To commemorate the Diamond Jubilee of Queen Elizabeth II’s 60 years on the throne, Google with Historypin launched an interactive online gallery “Pinning The Queen’s History.”
The gallery is filled with memories of Her Majesty’s photographic images, videos and audio clips pinned directly onto a Google Map on the dedicated Historypin site, and to let anyone see historical images in modern context within Google Maps.
History pin is also inviting people from around the world to submit photos, videos and other memories of The Queen during these visits.
“Using Google Maps and Street View, the Historypin platform enables you to pinpoint the exact location of where the imagery was captured. They’ll be overlaid onto Street View, so you can compare glimpses of the Queen’s 60-year reign with how they look today. Throughout her six decades on the throne,” informs Google.
The collection has been boosted by the provision of images from The Queen’s overseas visits taken by press photographers, and by photographs of items from the Buckingham Palace’s Royal Archives. The Queen has undertaken hundreds of visits around the United Kingdom and 261 official overseas visits to 116 different countries.
“Items from the Royal Archives include the sitar presented to The Queen during her visit to India in 1997, an earthenware vase presented to the Queen by the Prime Minister of Japan and a map showing the air routes around South Australia during the 1954 Commonwealth Tour,” Google added.
You can submit your memories of The Queen at www.historypin.com/DiamondJubilee/.

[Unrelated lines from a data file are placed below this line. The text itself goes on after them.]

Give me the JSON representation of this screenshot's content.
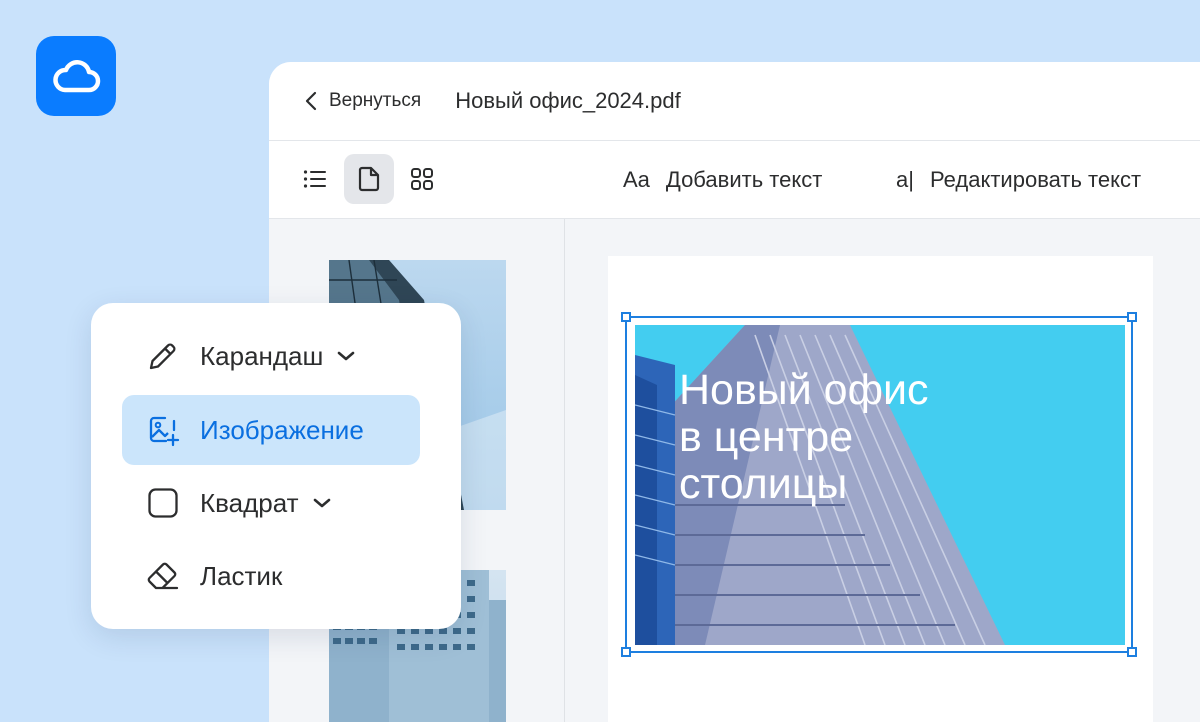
{
  "app": {
    "logo_icon": "cloud-icon",
    "brand_color": "#0a7cff"
  },
  "header": {
    "back_label": "Вернуться",
    "file_name": "Новый офис_2024.pdf"
  },
  "toolbar": {
    "views": [
      {
        "icon": "list-view-icon",
        "active": false
      },
      {
        "icon": "page-view-icon",
        "active": true
      },
      {
        "icon": "grid-view-icon",
        "active": false
      }
    ],
    "add_text_icon": "Aa",
    "add_text_label": "Добавить текст",
    "edit_text_icon": "a|",
    "edit_text_label": "Редактировать текст"
  },
  "document": {
    "headline_lines": [
      "Новый офис",
      "в центре",
      "столицы"
    ],
    "image_bg": "#43cdf0",
    "selection_color": "#1d7fe0"
  },
  "tools": [
    {
      "label": "Карандаш",
      "icon": "pencil-icon",
      "has_dropdown": true,
      "selected": false
    },
    {
      "label": "Изображение",
      "icon": "image-add-icon",
      "has_dropdown": false,
      "selected": true
    },
    {
      "label": "Квадрат",
      "icon": "square-icon",
      "has_dropdown": true,
      "selected": false
    },
    {
      "label": "Ластик",
      "icon": "eraser-icon",
      "has_dropdown": false,
      "selected": false
    }
  ]
}
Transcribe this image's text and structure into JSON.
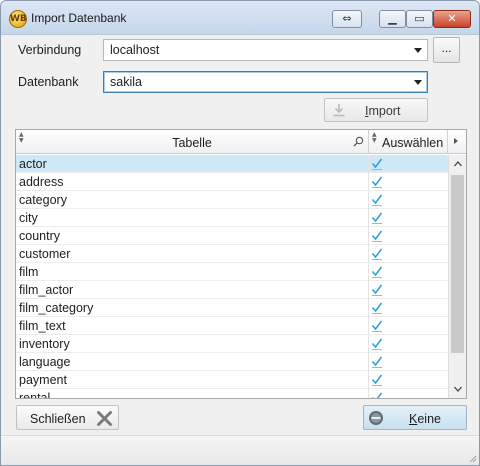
{
  "window": {
    "title": "Import Datenbank",
    "icon_name": "app-logo-icon",
    "icon_text": "WB",
    "controls": [
      "sync-icon",
      "minimize-icon",
      "maximize-icon",
      "close-icon"
    ]
  },
  "form": {
    "connection_label": "Verbindung",
    "connection_value": "localhost",
    "database_label": "Datenbank",
    "database_value": "sakila",
    "browse_label": "...",
    "import_label_prefix": "",
    "import_label_mnemonic": "I",
    "import_label_rest": "mport"
  },
  "grid": {
    "columns": [
      "Tabelle",
      "Auswählen"
    ],
    "rows": [
      {
        "name": "actor",
        "selected": true,
        "checked": true
      },
      {
        "name": "address",
        "selected": false,
        "checked": true
      },
      {
        "name": "category",
        "selected": false,
        "checked": true
      },
      {
        "name": "city",
        "selected": false,
        "checked": true
      },
      {
        "name": "country",
        "selected": false,
        "checked": true
      },
      {
        "name": "customer",
        "selected": false,
        "checked": true
      },
      {
        "name": "film",
        "selected": false,
        "checked": true
      },
      {
        "name": "film_actor",
        "selected": false,
        "checked": true
      },
      {
        "name": "film_category",
        "selected": false,
        "checked": true
      },
      {
        "name": "film_text",
        "selected": false,
        "checked": true
      },
      {
        "name": "inventory",
        "selected": false,
        "checked": true
      },
      {
        "name": "language",
        "selected": false,
        "checked": true
      },
      {
        "name": "payment",
        "selected": false,
        "checked": true
      },
      {
        "name": "rental",
        "selected": false,
        "checked": true
      }
    ]
  },
  "footer": {
    "close_label": "Schließen",
    "none_label_mnemonic": "K",
    "none_label_rest": "eine"
  },
  "colors": {
    "selection": "#cfe8f7",
    "check": "#2a9fd6",
    "focus_border": "#3c7fb1"
  }
}
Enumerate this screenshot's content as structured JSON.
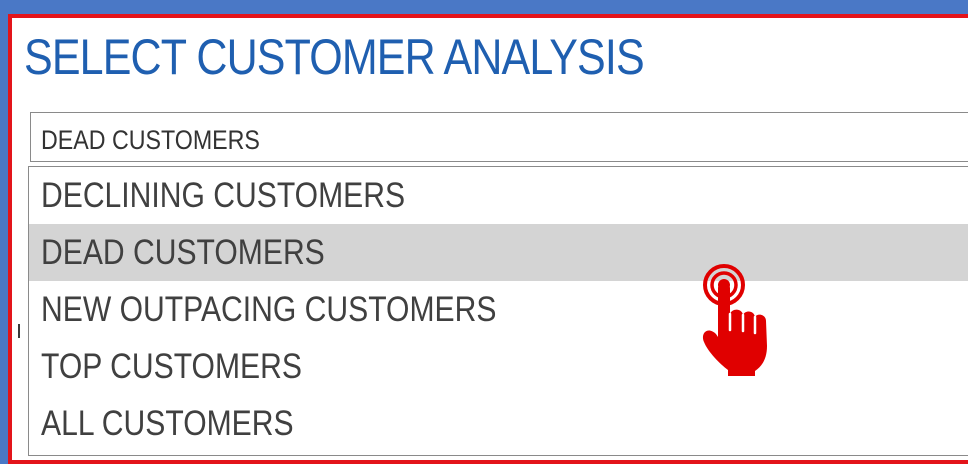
{
  "panel": {
    "title": "SELECT CUSTOMER ANALYSIS"
  },
  "select": {
    "current_value": "DEAD CUSTOMERS"
  },
  "dropdown": {
    "options": [
      {
        "label": "DECLINING CUSTOMERS",
        "highlighted": false
      },
      {
        "label": "DEAD CUSTOMERS",
        "highlighted": true
      },
      {
        "label": "NEW OUTPACING CUSTOMERS",
        "highlighted": false
      },
      {
        "label": "TOP CUSTOMERS",
        "highlighted": false
      },
      {
        "label": "ALL CUSTOMERS",
        "highlighted": false
      }
    ]
  },
  "cursor": {
    "icon": "pointing-hand-cursor-icon",
    "color": "#e00000"
  },
  "colors": {
    "background": "#4a78c6",
    "panel_border": "#e3141a",
    "title": "#1f5fb0",
    "highlight": "#d4d4d4"
  }
}
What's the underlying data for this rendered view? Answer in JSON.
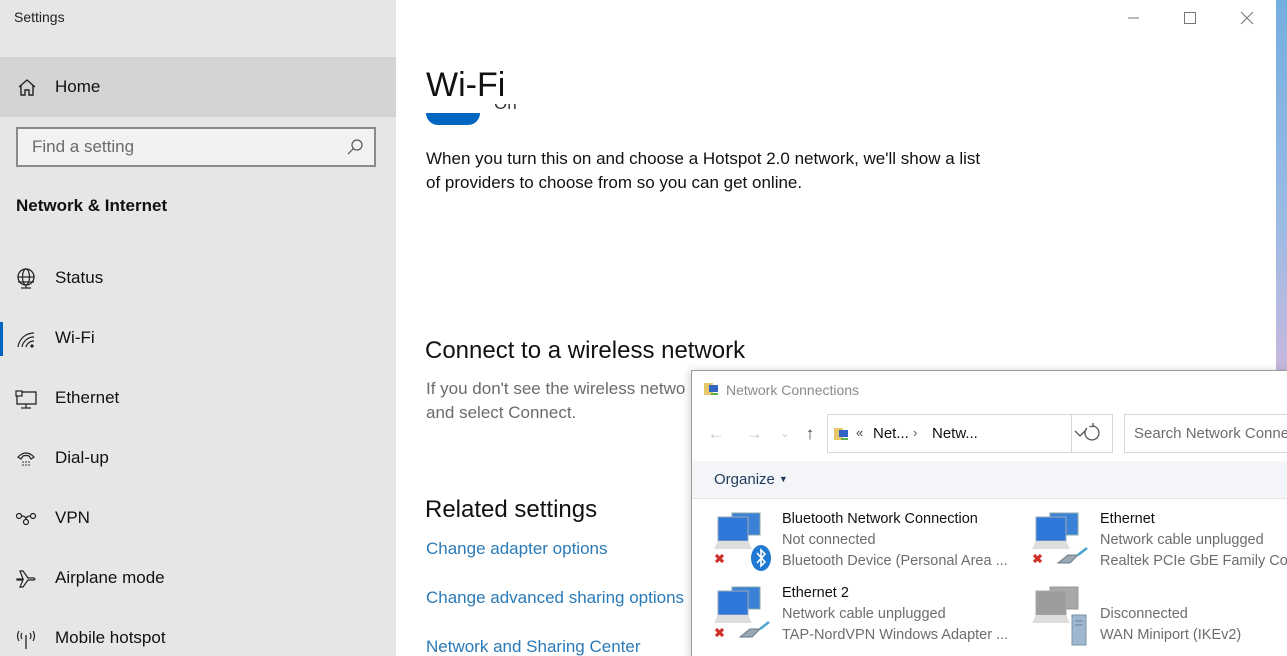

Update 04/16: Google created a 3D aerial view video of the procession route, providing a virtual tour of the landmarks that The Queen will pass.
“The procession starts with a view of New Palace Yard, leading up through Whitehall, past the Cenotaph war memorial, a focal point for Remembrance Sunday. It then moves on to pass Downing Street, home of the British Prime Minister and around Trafalgar Square. The route then goes through Admiralty Arch before heading up the Mall and ending at Buckingham Palace,” Google informs.
With the summer of 2012 is set to draw in millions of visitors to the UK. To explore London landmarks in Google Earth, check the 3D buildings box in the left-hand panel under “Layers,” then type “London” in the search bar on the top left and use the navigation controls in the upper right to zoom in, spin around and tilt the view. Alternatively, you can go to Earth View on Google Maps in your browser.